What on earth is good about this? In my opinion, it's the fact that it forces us players to acknowledge the futility of demanding optimal. If you apply to a guild and the GM shows concern over your lack of Warforged gear that also has tertiary stats and a socket, it lets you know right away that this is a guild run by someone who lacks perspective. I am reminded of this article by Perculia and Hamlet from the beginning of Mists of Pandaria, addressing the then-panic over the difficulty of obtaining +300 stat food. The thing that was so frustrating about that storm in a teacup was the collective failure to realize that demanding +300 food at the very start of the expansion demonstrated a misunderstanding of priorities in terms of what made an upgrade valuable. Yes, +300 of a stat is more than +275, but the +25 difference was, and currently remains, such a tiny percentage of your overall rating in any given stat as to be utterly meaningless. Optimal is not always practical, and the WoD gear system as we currently understand it reinforces that with the iron hammer of the RNG. Thus, absolve yourself of the perceived obligation to always be optimal. Aim for what upgrades are most practical and useful, instead.
Unfortunately, if the RNG fails you, as it is wont to do, you may be one of the unlucky folks who never gets an enhanced item, or who gets one just before the next raid tier makes it irrelevant.
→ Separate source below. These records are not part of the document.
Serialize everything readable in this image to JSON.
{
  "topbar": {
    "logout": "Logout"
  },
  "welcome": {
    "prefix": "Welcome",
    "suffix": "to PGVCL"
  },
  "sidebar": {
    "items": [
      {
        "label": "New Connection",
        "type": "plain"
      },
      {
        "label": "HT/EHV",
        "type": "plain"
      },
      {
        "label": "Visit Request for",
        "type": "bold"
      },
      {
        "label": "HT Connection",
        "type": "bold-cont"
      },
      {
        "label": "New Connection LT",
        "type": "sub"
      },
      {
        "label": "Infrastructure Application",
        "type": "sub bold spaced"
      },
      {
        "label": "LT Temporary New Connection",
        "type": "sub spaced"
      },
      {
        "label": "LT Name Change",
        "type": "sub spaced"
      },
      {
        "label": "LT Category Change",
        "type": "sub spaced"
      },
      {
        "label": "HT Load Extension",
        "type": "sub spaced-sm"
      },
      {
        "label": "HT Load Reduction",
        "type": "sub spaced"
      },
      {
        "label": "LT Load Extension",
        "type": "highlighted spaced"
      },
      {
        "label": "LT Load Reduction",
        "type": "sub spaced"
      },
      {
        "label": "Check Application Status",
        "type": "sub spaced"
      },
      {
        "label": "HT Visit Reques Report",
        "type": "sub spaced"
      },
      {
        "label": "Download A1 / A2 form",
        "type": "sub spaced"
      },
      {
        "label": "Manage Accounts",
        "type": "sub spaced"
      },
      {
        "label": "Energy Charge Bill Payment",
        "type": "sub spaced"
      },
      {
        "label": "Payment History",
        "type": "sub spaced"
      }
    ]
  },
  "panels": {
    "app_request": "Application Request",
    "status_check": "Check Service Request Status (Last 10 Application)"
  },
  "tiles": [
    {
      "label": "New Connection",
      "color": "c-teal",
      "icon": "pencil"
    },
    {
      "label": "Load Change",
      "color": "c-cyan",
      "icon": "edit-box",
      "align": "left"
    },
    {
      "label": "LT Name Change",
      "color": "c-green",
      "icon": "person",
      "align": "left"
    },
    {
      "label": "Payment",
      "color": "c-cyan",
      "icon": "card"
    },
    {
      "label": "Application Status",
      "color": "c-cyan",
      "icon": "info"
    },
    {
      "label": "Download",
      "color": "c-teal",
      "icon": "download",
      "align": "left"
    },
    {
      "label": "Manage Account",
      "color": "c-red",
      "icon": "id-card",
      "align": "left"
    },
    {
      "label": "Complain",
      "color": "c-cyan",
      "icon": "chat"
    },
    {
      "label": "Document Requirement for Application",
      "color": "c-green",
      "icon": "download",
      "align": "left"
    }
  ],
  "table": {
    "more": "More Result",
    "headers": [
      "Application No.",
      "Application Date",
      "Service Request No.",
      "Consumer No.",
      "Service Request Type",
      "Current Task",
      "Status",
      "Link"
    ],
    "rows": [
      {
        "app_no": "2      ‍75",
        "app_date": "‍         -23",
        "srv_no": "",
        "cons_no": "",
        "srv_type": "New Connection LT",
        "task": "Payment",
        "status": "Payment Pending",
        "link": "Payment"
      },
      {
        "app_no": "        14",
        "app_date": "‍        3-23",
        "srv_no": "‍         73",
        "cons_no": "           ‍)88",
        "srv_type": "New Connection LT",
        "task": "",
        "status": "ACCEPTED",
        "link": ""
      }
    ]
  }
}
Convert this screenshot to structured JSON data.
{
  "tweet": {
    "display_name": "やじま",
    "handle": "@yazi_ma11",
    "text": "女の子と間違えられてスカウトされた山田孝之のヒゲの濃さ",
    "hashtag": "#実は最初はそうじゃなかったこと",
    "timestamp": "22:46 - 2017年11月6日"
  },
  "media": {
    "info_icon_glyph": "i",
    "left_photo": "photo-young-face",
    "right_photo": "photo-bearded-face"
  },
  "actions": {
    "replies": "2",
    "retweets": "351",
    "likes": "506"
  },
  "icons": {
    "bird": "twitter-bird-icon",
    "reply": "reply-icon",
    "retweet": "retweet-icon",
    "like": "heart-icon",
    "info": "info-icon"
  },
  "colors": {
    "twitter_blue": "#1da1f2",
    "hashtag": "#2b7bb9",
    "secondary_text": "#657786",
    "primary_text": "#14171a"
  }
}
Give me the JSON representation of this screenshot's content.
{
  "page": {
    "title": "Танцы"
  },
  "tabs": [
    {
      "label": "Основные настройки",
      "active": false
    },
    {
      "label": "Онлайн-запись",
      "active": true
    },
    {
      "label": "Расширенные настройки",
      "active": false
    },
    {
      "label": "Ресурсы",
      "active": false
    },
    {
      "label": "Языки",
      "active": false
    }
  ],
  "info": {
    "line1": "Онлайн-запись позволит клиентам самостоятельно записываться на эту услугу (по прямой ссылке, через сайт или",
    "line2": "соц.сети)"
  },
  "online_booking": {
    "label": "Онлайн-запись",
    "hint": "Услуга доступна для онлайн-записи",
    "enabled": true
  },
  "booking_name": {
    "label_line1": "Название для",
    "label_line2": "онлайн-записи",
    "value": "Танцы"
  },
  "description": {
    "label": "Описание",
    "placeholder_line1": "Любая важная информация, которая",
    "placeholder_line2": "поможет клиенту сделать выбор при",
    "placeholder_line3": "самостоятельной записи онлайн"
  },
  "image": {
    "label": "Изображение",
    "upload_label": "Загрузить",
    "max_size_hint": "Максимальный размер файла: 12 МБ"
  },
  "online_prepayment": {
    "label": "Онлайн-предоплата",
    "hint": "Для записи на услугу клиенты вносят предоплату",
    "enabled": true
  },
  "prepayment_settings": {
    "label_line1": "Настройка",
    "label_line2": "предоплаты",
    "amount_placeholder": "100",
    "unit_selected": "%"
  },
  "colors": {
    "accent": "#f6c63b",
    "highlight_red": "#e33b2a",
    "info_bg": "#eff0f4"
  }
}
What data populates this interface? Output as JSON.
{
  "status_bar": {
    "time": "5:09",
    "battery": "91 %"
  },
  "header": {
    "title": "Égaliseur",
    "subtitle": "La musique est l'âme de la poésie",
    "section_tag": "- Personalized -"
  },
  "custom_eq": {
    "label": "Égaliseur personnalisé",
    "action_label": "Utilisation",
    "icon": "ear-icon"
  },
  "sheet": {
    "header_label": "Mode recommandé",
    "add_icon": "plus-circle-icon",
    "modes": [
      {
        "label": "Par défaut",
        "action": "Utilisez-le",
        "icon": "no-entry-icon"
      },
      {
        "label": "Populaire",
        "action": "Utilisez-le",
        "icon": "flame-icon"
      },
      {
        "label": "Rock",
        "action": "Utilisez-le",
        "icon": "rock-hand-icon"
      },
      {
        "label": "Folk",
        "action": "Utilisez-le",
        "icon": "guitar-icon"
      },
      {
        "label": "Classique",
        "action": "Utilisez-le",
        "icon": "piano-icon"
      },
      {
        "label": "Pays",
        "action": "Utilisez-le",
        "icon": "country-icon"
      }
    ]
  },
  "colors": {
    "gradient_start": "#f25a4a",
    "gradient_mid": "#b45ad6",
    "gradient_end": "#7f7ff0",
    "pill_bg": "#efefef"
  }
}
If you raid at a very high level, this could be a problem. What if someone who has been extremely lucky in their gear drops applies for your spot? If you're both of comparable skill, and your guild is mercenary, you could potentially lose your place. I feel like that situation is specific enough so as to be completely irrelevant to the majority of players, but it also seems like the kind of thing that could cause acute misery for some.
At the heart of it all is the fact that the randomized probabilities for gear to posses extra stats or other goodies add to the uncertainty of obtaining loot. Let's be clear: there's always been a degree of uncertainty built into loot drops. Though boss loot tables are fixed, there's no guarantee that what you need will actually show up--just ask anyone who's been farming old raids for mounts or transmog gear. The extra dimension of uncertainty being added in WoD is bound to make people nervous. Games derive a good portion of their fun from randomness and uncertainty, but it's a question of balancing that in a way such that the player doesn't feel like their actions are useless or futile in face of the randomness.
I'm very interested to see how this new system plays out in WoW. How about you? What are your feelings on it?